“Of course, we could have done things better and it’s easy to see now that some of our problems arose from failure to grasp the nature of the period we were living through, including a lack of a good appreciation of the resiliency of capitalism and its ability to survive crises, including an underestimation of the ruling class’s capacity to learn from such things…. But I have few regrets about all this. I was educated in the school that taught me to deal with mistakes as a normal part of trying to succeed, and that the worst mistake of all is to do nothing and allow oneself to retreat into sectarian isolation…. I feel we did the best we could with the hands that we were dealt. If we are going to be judged, then it should be done in comparison to what all the other socialist groups were doing at the same time.”
By that criterion, we acquitted ourselves well, as Ernie demonstrates convincingly in his account.
And with all due respect…
Like Ernie in his day, the great Peruvian Marxist José Carlos Mariátegui travelled in the early 1920s to Europe, where he participated in the founding of the Italian Communist Party and worked with such luminaries as Antonio Gramsci. While there, he fell in love with an Italian woman, Anna Chiappe. Returning to Peru, he famously told friends and the media that “I have come back with a wife and some ideas.”
Well, while in Britain Ernie fell in love with Jess MacKenzie. She returned to Canada with him in 1969 and they have been partners and collaborators politically and in life for almost 50 years now. As Ernie says, in his second volume, “The story I am writing here about those years in England is just as much hers as it is mine.”
As to the ideas, Revolutionary Activism has many. It is not a recipe book. Ernie does not touch on the mass movements that emerged in the mid-1960s — such as the Quebec labour and nationalist upsurge or the powerful second wave of feminism. Neverthless, his volumes provide us with a compelling account of how revolutionary socialists could work in and learn from the movements of their day when revolution in Canada, or Britain, was still a far-off dream.
– Richard Fidler
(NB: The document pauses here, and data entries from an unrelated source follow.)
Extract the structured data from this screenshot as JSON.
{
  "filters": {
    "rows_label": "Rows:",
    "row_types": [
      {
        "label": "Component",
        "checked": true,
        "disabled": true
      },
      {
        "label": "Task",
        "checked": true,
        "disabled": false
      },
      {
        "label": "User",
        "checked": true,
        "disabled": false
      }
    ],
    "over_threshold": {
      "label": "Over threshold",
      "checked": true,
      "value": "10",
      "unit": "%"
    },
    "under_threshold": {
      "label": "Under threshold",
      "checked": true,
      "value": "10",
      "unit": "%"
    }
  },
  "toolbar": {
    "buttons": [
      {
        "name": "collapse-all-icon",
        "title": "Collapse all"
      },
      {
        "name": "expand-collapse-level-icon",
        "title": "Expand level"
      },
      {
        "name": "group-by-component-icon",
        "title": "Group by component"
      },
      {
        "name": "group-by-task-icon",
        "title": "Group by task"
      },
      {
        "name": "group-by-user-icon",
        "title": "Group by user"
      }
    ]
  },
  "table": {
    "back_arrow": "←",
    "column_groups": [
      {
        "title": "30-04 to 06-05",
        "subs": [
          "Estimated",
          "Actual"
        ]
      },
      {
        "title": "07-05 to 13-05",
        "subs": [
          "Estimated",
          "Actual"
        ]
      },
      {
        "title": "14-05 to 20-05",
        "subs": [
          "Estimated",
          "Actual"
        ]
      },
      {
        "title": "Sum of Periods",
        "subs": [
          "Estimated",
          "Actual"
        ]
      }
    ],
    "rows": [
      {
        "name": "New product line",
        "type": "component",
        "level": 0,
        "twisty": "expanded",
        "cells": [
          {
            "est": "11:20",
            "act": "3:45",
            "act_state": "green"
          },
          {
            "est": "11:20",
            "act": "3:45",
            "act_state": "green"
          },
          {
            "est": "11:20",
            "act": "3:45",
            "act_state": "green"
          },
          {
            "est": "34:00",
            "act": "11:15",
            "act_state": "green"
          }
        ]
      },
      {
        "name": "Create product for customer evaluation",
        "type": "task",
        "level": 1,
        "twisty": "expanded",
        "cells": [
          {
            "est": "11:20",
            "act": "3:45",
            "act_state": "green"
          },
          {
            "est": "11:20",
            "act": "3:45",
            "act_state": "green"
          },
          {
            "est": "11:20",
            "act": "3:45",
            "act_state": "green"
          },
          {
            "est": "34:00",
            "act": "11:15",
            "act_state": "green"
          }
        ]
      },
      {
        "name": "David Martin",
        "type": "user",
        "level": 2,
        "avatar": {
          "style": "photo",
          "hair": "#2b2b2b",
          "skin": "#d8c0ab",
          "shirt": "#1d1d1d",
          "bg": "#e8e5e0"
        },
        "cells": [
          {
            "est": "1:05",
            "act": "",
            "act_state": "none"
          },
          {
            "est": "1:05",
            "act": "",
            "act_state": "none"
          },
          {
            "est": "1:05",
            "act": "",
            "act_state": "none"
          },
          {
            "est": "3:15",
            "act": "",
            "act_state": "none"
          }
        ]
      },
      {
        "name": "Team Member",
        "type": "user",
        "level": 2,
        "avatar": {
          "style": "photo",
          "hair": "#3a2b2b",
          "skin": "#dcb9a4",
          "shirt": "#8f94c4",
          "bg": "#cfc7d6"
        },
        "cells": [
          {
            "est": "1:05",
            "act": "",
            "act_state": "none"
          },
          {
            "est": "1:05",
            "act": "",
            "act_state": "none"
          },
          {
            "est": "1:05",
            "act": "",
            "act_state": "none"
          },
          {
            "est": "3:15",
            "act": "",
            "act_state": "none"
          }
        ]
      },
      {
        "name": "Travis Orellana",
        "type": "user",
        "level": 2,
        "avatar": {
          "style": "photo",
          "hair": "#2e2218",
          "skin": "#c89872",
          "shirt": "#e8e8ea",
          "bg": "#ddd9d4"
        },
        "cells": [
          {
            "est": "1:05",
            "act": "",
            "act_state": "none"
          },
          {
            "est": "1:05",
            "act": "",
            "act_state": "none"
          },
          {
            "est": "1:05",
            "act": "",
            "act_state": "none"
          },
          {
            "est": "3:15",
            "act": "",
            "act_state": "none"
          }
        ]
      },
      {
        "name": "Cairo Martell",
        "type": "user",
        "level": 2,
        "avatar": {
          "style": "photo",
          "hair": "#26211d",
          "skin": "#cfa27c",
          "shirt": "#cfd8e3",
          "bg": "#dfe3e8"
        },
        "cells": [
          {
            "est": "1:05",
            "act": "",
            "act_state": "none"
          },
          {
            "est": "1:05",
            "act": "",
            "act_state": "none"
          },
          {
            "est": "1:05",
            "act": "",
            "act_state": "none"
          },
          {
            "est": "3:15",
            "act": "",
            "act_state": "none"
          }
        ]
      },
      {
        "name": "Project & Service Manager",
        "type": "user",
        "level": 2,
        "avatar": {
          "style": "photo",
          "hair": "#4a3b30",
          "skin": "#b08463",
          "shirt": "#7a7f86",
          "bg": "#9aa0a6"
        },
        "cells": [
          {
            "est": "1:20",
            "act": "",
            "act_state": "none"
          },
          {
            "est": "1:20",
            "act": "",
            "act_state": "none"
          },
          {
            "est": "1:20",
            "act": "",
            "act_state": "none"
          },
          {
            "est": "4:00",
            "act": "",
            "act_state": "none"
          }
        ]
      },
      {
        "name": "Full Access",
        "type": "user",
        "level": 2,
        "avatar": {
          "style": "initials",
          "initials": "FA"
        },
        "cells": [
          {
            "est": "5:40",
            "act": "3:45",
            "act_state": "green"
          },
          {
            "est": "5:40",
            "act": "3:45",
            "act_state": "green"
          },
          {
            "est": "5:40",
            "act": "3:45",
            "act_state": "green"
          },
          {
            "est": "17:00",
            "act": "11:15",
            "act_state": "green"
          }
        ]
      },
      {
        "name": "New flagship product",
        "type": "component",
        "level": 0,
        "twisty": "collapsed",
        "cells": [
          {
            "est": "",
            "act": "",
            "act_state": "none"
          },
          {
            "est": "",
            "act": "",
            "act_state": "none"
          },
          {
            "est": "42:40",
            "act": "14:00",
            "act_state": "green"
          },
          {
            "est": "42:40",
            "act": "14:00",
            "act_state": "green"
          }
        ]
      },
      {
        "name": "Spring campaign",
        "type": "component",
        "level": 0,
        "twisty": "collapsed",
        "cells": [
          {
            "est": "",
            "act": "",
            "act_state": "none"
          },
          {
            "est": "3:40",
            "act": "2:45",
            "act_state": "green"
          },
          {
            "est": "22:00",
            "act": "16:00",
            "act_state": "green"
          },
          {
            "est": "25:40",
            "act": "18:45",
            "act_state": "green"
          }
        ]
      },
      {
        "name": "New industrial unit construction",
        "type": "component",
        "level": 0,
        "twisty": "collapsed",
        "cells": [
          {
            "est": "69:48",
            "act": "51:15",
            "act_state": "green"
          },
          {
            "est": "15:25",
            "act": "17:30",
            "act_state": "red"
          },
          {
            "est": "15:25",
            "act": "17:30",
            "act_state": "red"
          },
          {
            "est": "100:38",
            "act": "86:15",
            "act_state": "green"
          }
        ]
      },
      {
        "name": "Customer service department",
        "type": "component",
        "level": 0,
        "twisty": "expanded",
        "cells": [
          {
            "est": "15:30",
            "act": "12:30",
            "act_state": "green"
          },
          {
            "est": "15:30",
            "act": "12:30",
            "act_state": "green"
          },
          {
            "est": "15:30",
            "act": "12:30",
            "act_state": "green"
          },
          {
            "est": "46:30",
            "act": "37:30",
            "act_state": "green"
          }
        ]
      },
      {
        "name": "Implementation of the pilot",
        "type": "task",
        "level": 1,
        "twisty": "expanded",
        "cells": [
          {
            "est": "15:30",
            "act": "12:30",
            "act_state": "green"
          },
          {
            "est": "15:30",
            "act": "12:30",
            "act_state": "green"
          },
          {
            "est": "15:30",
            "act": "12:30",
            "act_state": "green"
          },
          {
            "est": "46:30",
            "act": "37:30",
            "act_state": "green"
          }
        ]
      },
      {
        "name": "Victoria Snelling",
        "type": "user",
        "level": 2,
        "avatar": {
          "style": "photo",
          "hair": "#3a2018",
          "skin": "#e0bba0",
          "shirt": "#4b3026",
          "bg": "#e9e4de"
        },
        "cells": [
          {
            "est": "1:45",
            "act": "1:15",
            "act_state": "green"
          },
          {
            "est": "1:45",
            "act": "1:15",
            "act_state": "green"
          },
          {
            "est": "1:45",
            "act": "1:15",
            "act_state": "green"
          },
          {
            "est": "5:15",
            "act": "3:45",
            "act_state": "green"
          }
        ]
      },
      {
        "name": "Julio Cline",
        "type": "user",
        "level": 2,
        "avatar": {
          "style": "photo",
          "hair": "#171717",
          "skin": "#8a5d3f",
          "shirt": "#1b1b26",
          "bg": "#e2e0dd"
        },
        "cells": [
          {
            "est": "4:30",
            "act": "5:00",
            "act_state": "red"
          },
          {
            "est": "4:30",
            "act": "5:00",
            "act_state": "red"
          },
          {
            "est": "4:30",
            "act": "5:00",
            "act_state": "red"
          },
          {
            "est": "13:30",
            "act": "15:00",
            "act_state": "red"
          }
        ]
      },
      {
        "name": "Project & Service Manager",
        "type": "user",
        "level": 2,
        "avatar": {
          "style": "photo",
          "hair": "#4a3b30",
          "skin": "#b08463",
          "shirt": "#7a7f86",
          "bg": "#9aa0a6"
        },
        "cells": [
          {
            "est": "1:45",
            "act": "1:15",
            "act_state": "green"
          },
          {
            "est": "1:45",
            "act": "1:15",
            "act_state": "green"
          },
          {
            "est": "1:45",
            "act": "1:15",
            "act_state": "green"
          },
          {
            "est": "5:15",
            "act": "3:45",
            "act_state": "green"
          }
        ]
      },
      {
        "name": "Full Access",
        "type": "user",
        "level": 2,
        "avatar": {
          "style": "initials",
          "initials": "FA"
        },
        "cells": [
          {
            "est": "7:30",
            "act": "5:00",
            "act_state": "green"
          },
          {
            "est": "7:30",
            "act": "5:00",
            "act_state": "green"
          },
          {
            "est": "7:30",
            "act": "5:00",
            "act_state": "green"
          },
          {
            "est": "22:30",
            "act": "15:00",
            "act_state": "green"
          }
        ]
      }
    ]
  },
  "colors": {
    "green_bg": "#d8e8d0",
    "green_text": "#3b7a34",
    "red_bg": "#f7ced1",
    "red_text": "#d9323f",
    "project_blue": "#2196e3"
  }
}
 “Breaking a path for the sixties radicalization,” http://johnriddell.wordpress.com/2014/05/18/breaking-a-path-for-the-sixties-radicalization/.
 The Russell Tribunal became the inspiration for many such tribunals on other issues in following years. For example, the Permanent People’s Tribunal, an international tribunal independent of state authorities, has in recent decades held more than 40 such public hearings around the world invoking international human rights law and the UN declaration on the Rights of Indigenous Peoples to investigate and expose human rights atrocities committed by states and corporations. The Permanent Peoples’ Tribunal session on the Canadian Mining Industry in Latin America, held in Montréal May 30-June 1, traces its origins to the Russell Tribunal of 1966. See the trilingual PPT Canada web site at http://www.tppcanada.org/a-propos-du-tpp/?lang=en.
 We may have exaggerated somewhat in our characterization of the NDP as the Canadian “labour party.” Founded in 1961, in the anticommunist environment of the day, its component unions already heavily bureaucratized under the dual impact of capitalism’s postwar expansion and the constraints of the Fordist industrial relations regime, the party at no point managed to gain more than 15 percent of union members as affiliates, and notably very few in Quebec. See, for example, my article “The NDP, poised for power but to what effect?,” http://canadiandimension.com/articles/5196/.